What to produce:
Lines in the data below that contain the word "body" are to be copied.

Exercise inputs:

= = =

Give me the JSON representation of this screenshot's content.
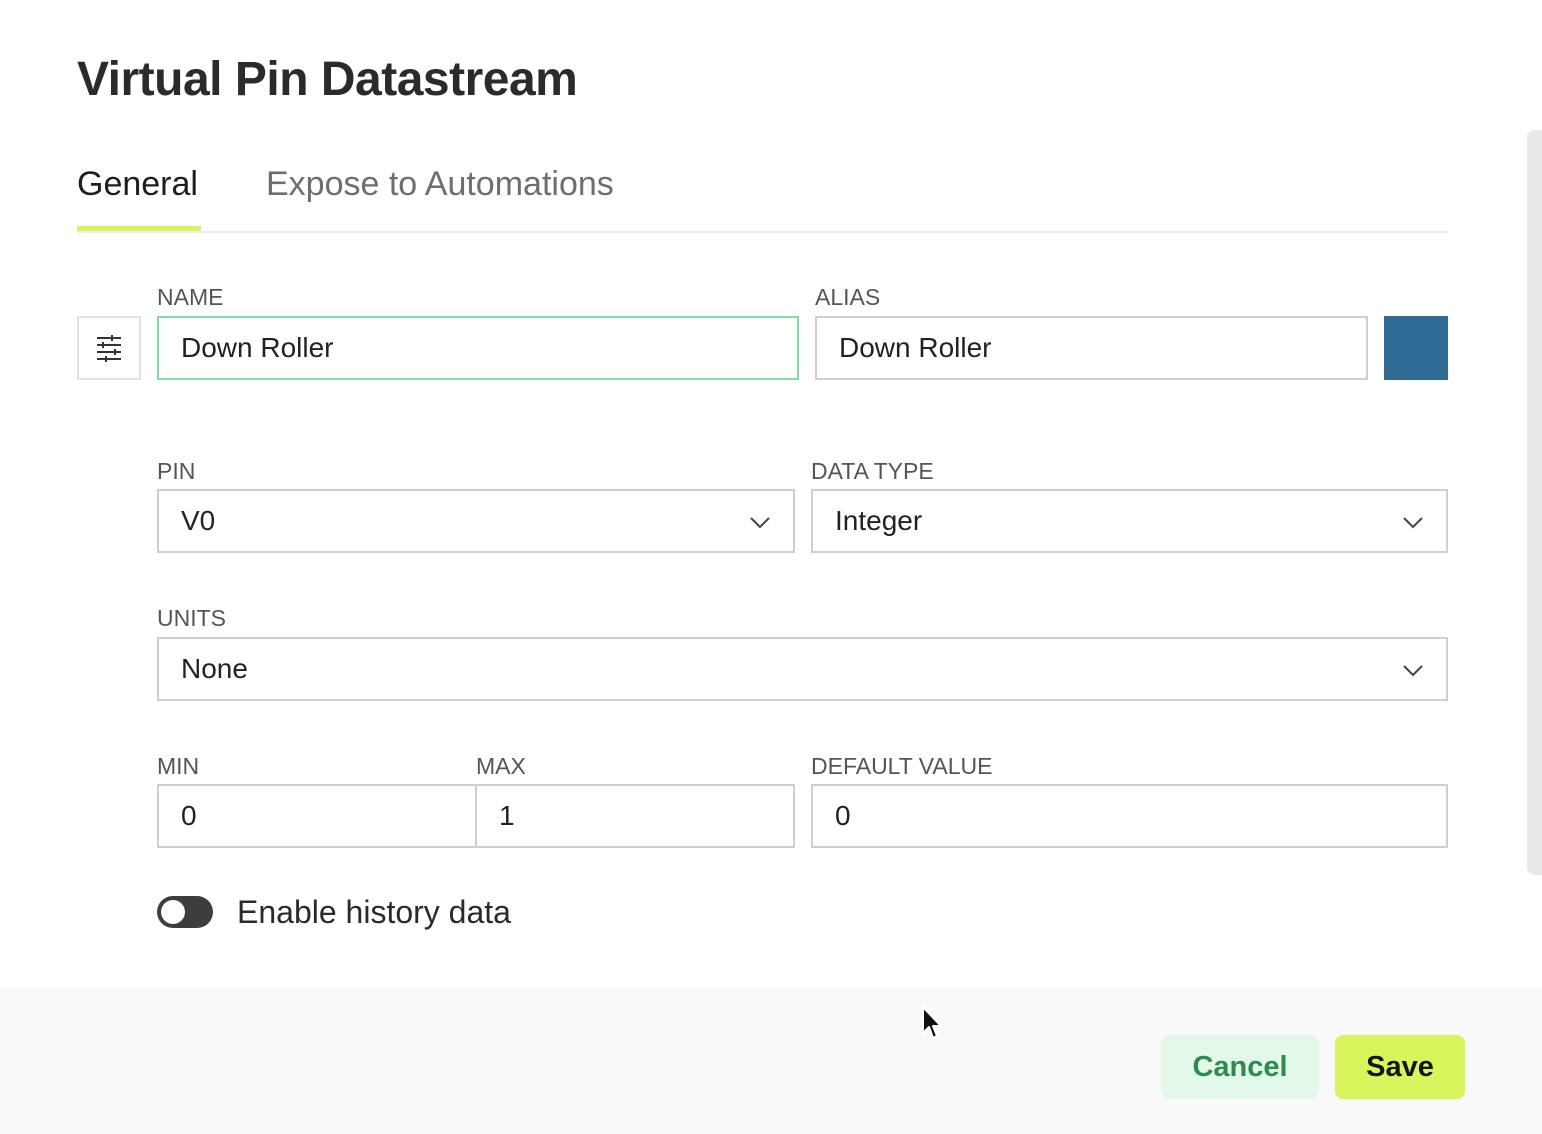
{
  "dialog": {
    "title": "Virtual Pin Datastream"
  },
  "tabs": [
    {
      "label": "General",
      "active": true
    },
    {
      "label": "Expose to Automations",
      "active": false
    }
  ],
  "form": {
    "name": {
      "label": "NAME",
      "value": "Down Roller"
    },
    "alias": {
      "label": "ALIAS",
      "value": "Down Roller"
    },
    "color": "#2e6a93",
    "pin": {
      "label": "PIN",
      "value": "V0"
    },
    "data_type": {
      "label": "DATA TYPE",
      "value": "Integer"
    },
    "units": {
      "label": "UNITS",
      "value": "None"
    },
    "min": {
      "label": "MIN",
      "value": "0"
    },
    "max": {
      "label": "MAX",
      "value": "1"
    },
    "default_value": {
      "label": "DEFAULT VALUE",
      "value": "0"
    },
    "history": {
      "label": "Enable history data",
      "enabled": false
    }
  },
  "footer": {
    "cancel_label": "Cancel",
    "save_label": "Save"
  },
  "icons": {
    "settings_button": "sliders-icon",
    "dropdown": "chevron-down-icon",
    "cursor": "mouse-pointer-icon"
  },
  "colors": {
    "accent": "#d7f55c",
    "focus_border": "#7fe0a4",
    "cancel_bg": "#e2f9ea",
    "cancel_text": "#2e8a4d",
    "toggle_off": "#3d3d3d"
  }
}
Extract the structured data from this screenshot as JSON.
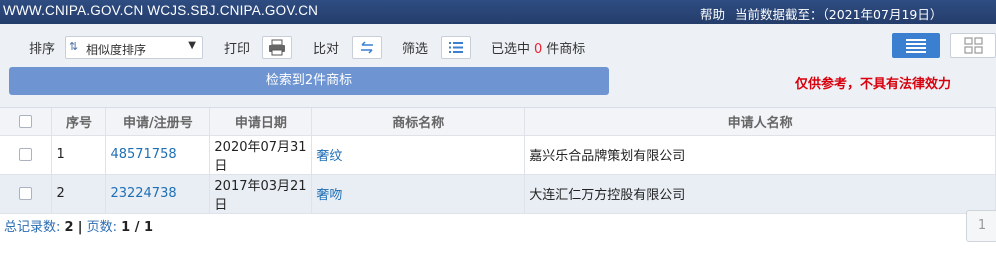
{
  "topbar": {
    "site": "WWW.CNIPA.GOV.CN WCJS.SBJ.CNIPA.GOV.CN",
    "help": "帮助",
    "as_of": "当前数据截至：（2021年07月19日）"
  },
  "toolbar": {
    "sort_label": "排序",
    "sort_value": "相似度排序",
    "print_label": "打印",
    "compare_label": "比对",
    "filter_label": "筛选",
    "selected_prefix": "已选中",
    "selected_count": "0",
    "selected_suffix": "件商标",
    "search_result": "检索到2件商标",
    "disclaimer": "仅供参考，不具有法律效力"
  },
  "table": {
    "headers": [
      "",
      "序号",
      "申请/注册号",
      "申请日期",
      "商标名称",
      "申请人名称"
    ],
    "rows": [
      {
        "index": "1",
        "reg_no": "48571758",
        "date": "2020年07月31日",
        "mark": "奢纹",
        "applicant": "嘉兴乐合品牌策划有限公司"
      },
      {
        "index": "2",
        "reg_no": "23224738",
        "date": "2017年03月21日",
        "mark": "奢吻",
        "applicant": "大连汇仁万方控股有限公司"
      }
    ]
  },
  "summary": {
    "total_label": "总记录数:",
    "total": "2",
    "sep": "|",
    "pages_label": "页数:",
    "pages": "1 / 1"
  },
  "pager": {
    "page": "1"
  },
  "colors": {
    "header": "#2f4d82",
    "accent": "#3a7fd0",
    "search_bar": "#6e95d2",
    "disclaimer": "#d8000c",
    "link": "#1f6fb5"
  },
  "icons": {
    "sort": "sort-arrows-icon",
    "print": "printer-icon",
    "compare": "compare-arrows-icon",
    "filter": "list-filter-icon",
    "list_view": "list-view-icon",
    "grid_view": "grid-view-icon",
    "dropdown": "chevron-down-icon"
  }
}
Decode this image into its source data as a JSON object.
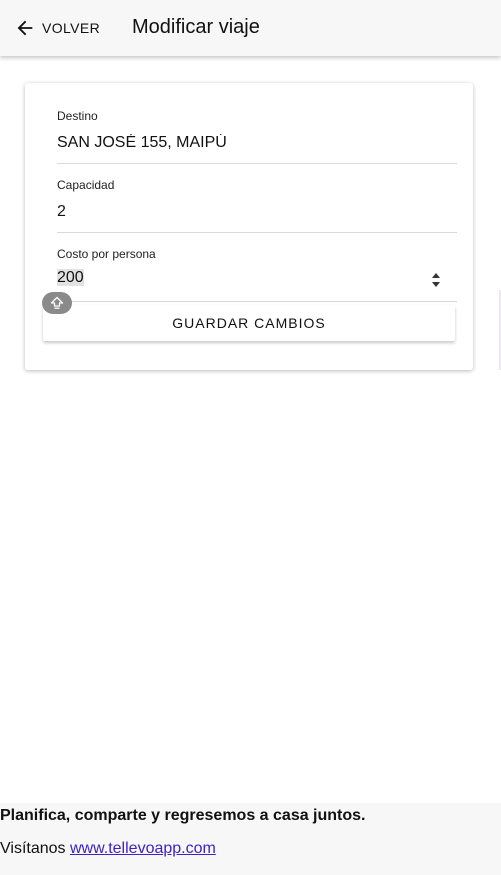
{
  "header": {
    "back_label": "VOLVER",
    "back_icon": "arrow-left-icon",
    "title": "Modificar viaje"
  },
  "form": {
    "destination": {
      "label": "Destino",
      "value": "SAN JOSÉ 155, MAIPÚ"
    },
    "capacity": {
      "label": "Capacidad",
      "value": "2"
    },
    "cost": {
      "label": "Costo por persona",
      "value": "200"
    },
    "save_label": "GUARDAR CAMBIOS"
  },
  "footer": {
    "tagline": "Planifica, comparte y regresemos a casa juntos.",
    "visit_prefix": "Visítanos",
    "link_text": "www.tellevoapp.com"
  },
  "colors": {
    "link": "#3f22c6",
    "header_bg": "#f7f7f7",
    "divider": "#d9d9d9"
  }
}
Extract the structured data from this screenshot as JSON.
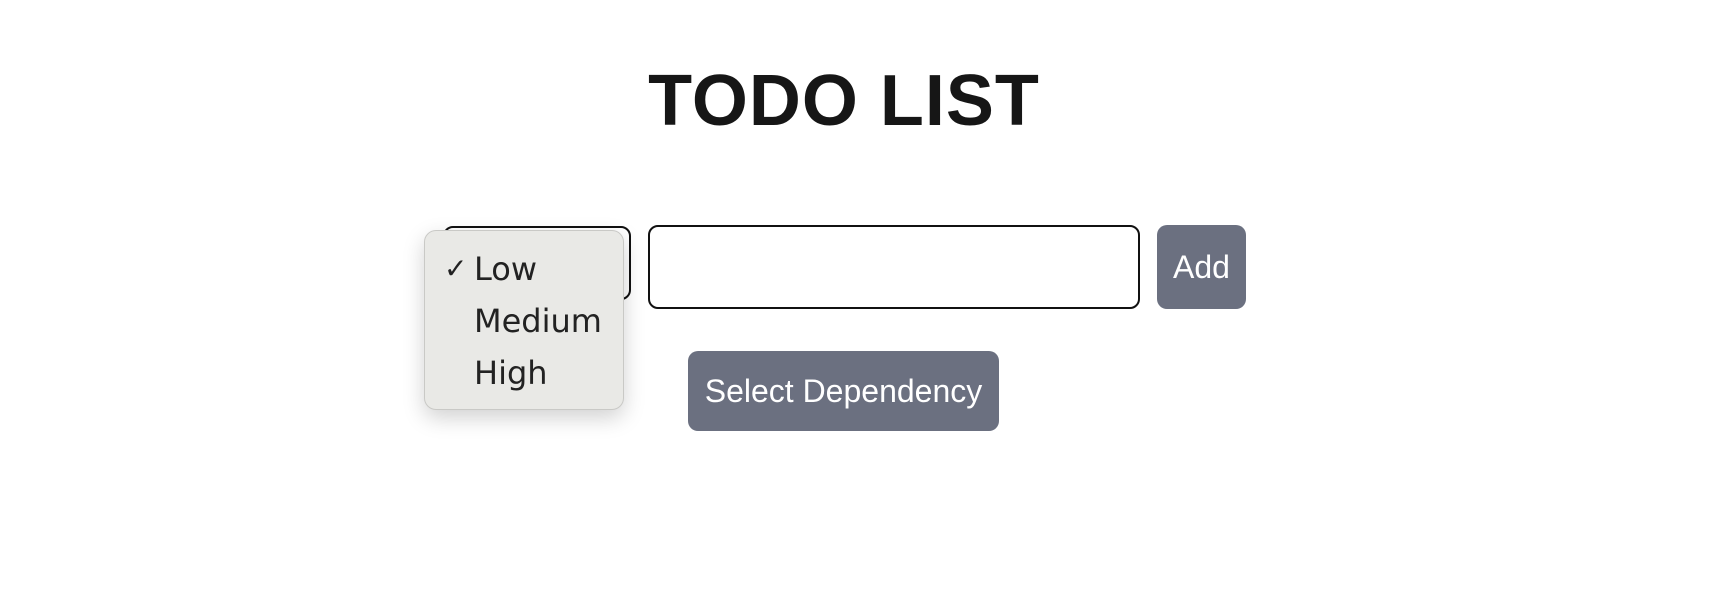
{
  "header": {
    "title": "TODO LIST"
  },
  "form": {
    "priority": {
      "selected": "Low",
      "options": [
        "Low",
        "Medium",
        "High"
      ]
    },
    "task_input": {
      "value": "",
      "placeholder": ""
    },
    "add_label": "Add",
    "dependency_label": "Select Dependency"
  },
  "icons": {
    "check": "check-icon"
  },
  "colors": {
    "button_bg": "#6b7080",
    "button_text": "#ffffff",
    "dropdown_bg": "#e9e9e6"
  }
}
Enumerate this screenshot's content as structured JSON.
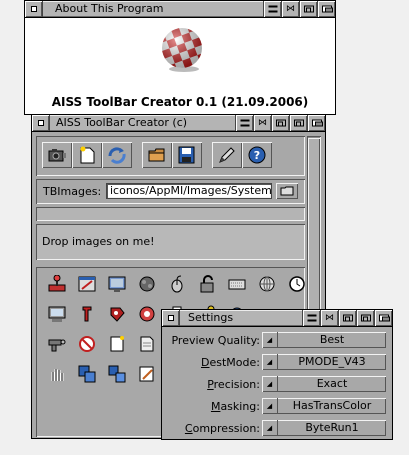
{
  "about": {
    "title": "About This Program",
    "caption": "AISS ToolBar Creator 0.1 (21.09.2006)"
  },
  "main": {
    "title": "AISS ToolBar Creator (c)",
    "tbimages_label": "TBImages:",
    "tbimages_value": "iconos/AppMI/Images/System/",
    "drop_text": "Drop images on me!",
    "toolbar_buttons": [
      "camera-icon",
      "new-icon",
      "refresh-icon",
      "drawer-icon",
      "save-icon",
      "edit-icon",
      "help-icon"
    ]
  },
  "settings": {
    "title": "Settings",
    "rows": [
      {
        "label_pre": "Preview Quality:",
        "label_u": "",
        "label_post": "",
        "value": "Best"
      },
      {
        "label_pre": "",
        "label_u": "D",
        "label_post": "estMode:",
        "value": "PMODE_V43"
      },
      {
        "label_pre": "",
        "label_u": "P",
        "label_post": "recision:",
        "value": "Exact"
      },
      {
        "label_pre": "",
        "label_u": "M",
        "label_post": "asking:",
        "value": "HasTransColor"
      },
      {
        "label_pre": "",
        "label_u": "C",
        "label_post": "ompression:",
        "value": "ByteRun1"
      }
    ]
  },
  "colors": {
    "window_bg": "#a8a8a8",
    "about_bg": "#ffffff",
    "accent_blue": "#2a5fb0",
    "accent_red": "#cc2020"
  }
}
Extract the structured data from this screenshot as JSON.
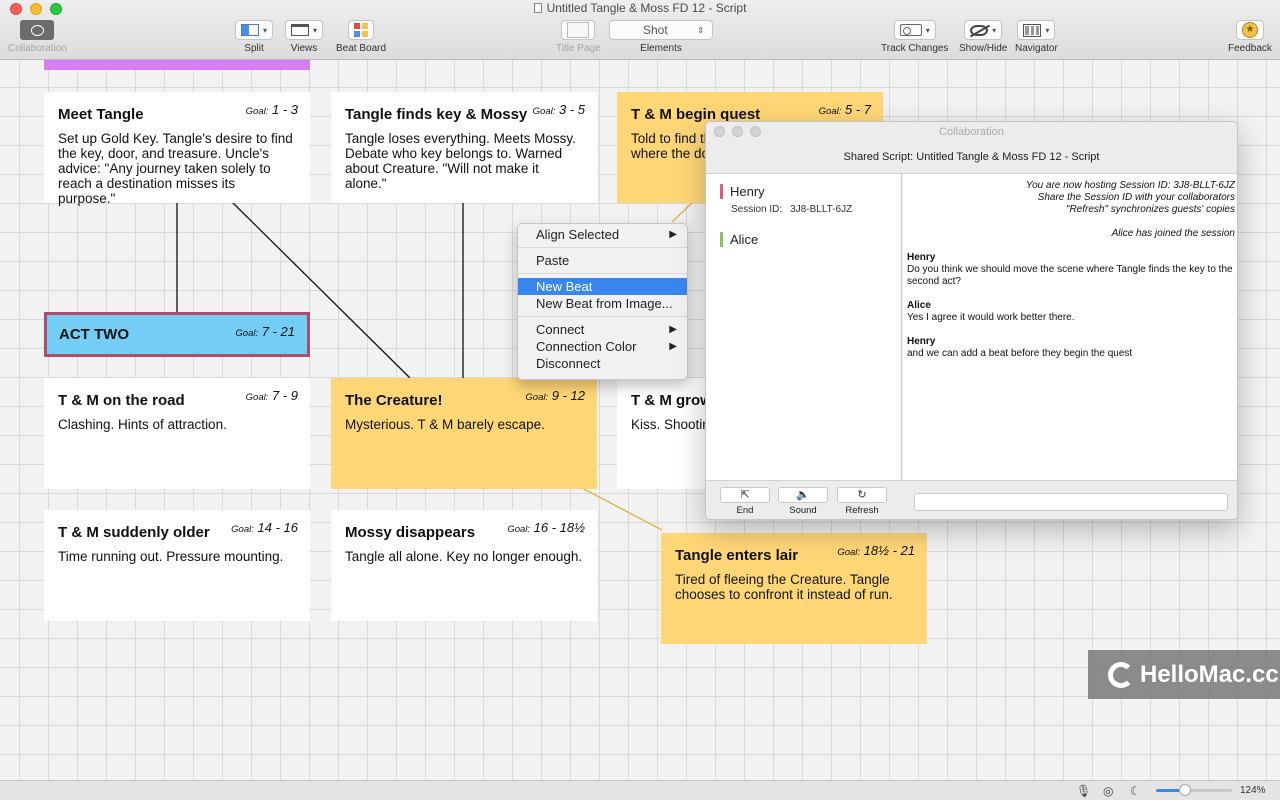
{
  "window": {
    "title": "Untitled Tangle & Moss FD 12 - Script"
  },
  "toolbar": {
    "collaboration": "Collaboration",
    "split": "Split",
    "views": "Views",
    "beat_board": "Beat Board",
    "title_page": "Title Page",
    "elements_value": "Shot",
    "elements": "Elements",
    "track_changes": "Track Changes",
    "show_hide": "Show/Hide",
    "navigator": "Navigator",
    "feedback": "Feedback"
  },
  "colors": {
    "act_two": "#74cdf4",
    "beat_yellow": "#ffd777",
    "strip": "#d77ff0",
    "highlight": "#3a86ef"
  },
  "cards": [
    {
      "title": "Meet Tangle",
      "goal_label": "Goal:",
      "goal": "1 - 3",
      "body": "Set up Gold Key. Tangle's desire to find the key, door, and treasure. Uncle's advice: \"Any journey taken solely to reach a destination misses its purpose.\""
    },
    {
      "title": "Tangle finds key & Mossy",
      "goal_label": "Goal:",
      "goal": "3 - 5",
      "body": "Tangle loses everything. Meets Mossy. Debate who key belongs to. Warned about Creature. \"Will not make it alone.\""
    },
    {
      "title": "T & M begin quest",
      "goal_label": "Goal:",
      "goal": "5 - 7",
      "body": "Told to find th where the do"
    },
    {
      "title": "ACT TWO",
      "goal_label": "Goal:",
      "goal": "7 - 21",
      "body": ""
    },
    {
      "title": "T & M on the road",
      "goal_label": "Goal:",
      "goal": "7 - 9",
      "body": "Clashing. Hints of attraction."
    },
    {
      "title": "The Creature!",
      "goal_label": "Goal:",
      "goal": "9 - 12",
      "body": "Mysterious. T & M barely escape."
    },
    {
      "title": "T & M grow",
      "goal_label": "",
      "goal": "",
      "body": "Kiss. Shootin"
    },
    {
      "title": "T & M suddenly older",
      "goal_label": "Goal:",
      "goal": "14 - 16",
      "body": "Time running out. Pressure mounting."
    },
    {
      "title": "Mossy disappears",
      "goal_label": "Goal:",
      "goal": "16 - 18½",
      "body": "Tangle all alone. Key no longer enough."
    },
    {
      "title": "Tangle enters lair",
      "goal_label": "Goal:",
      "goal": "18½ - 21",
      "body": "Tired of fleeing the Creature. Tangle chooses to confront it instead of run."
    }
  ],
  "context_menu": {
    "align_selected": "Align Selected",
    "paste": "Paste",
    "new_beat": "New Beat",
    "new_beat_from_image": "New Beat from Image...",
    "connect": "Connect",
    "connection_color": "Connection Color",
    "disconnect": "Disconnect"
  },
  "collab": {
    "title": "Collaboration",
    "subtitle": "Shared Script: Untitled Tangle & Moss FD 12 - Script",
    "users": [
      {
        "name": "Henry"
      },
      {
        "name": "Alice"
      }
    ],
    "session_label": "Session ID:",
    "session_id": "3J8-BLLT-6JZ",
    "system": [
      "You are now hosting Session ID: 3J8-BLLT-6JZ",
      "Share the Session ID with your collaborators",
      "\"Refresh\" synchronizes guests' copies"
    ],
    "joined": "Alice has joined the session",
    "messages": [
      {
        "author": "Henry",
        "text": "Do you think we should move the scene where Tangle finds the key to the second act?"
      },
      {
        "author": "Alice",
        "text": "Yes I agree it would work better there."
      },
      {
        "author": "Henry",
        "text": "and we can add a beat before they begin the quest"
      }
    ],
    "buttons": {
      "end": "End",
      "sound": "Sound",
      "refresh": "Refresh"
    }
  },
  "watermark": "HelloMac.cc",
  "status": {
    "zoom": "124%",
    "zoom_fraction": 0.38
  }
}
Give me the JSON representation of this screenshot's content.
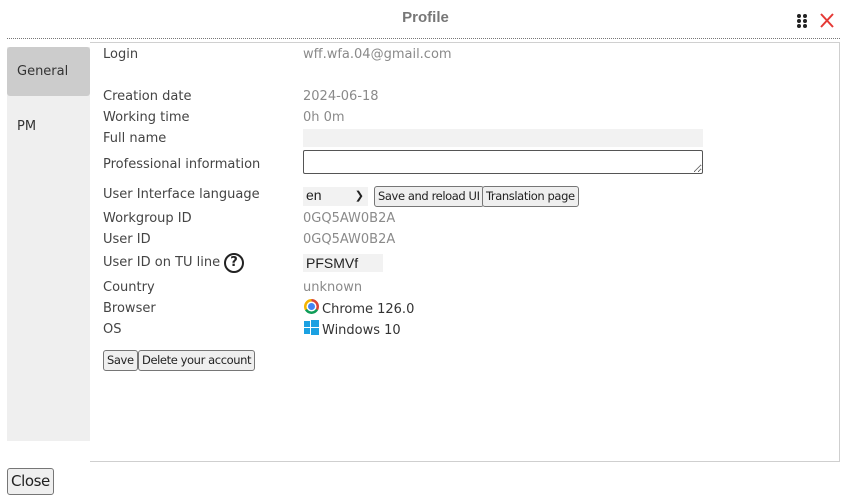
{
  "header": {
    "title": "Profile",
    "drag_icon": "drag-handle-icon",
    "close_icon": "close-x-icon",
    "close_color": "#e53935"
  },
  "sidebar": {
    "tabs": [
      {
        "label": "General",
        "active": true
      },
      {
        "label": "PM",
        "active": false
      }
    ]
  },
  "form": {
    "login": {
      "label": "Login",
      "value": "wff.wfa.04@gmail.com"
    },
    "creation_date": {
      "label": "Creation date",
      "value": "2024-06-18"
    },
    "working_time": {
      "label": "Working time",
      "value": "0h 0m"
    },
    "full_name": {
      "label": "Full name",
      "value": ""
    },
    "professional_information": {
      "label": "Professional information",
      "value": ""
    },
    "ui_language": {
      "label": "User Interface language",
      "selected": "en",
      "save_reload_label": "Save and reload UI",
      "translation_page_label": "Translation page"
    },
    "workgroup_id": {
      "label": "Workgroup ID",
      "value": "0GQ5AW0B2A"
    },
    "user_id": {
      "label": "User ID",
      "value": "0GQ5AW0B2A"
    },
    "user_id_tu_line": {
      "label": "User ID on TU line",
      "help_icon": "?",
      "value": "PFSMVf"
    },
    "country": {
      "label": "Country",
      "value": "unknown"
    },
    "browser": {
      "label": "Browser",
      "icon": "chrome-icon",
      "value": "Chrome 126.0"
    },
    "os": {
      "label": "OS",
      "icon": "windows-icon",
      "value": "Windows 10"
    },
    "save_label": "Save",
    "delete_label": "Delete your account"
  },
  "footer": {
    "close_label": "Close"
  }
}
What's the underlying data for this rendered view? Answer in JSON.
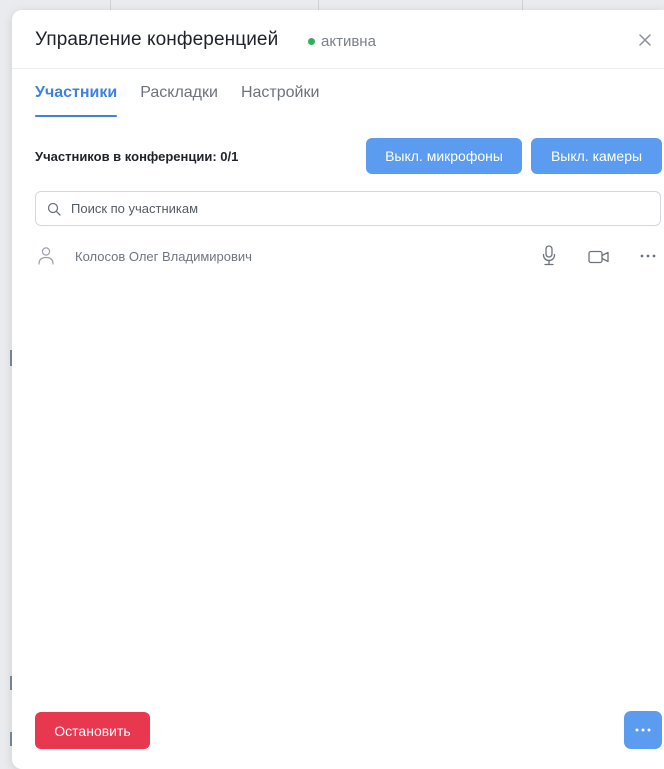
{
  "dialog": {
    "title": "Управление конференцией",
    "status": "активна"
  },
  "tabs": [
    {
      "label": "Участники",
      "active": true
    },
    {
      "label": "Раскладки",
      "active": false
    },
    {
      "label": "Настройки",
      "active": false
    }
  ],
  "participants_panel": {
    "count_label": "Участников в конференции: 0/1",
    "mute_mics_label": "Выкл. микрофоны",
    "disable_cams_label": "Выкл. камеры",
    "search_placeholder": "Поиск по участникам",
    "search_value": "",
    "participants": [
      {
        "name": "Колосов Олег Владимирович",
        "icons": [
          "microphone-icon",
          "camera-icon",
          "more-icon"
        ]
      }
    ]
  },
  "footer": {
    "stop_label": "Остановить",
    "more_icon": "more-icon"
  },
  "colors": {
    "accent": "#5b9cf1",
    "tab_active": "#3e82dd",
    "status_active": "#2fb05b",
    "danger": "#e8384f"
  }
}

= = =

Exercise solution:
      "body": "Set up Gold Key. Tangle's desire to find the key, door, and treasure. Uncle's advice: \"Any journey taken solely to reach a destination misses its purpose.\""
      "body": "Tangle loses everything. Meets Mossy. Debate who key belongs to. Warned about Creature. \"Will not make it alone.\""
      "body": "Told to find th where the do"
      "body": ""
      "body": "Clashing. Hints of attraction."
      "body": "Mysterious. T & M barely escape."
      "body": "Kiss. Shootin"
      "body": "Time running out. Pressure mounting."
      "body": "Tangle all alone. Key no longer enough."
      "body": "Tired of fleeing the Creature. Tangle chooses to confront it instead of run."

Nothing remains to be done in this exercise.